$ sudo sed -i "s/^#CONF_MAXSWAP=2048$/CONF_MAXSWAP=8192/" /etc/dphys-swapfile
$ sudo cat /etc/dphys-swapfile | grep CONF
$ sudo dphys-swapfile setup
$ sudo dphys-swapfile swapon
$ free -h
total used free shared buff/cache available
Mem: 7.6Gi 104Mi 7.4Gi 8.0Mi 174Mi 7.4Gi
Swap: 8.0Gi 0B 8.0Gi

Mount Data Disks

We won't be writing the block data to the microSD card. Instead, we'll be using an external SSD drive connected to one of the USB-C ports. Initially, this can be a SanDisk Ultra Fit USB 3.1 Flash Drive.

Fist, lets list the connected block devices

$ lsblk
NAME MAJ:MIN RM SIZE RO TYPE MOUNTPOINT
sda 8:0 1 114.6G 0 disk
`-sda1 8:1 1 114.6G 0 part
mmcblk0 179:0 0 29.7G 0 disk
|-mmcblk0p1 179:1 0 256M 0 part /boot
`-mmcblk0p2 179:2 0 29.5G 0 part /

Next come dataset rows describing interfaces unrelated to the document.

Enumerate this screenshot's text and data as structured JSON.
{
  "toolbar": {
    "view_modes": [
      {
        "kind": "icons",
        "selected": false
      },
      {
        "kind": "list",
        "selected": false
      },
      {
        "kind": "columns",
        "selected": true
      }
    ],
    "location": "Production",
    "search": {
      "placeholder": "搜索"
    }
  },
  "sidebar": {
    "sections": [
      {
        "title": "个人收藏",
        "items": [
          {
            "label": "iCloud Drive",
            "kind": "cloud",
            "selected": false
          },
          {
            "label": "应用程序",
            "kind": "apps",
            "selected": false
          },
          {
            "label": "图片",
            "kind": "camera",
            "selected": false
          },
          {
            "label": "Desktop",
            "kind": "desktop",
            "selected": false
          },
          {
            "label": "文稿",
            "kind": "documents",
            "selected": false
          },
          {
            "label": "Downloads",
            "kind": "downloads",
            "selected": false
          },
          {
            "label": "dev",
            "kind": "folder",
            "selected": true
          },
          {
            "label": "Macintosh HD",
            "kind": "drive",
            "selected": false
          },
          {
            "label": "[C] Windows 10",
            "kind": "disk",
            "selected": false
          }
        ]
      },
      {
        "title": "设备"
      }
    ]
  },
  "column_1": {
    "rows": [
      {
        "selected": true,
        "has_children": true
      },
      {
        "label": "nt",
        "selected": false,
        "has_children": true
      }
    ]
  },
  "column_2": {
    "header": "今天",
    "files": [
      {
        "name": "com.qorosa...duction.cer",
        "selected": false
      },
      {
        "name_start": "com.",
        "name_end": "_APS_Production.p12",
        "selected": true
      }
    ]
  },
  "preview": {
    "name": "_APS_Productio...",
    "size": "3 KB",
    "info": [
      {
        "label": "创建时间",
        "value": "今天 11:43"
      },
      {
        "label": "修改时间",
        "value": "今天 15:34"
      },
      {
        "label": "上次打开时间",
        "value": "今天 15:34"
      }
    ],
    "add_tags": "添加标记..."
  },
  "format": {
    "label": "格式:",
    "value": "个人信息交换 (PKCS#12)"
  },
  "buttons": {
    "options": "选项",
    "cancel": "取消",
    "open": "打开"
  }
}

Now, lets initialize the filesystem on that external drive. The commands below will re-partition the drive and format the file system. All existing data on that drive will be lost.

# DISK00 ########################################################################
DISK00=/dev/sda
MOUNT00=/mnt/disks/data00
# Create new empty filesystem:
$ sudo mkfs.ext4 -m 0 -E lazy_itable_init=0,discard $DISK00
# Mount block storage
$ sudo mkdir -p $MOUNT00; sudo mount -o discard,defaults $DISK00 $MOUNT00
# Append to /etc/fstab
$ echo "" | sudo tee --append /etc/fstab
$ echo "$DISK00 $MOUNT00 ext4 defaults,noatime,nofail 0 0" | sudo tee --append /etc/fstab

Make sure the mounted directory for the block data is empty and does not contain the lost+found folder. Otherwise the Cardano node will not accept this location.

$ sudo rm -rf /mnt/disks/data00/*

This concludes the RaspberryPi setup. We can now continue with Installing Docker.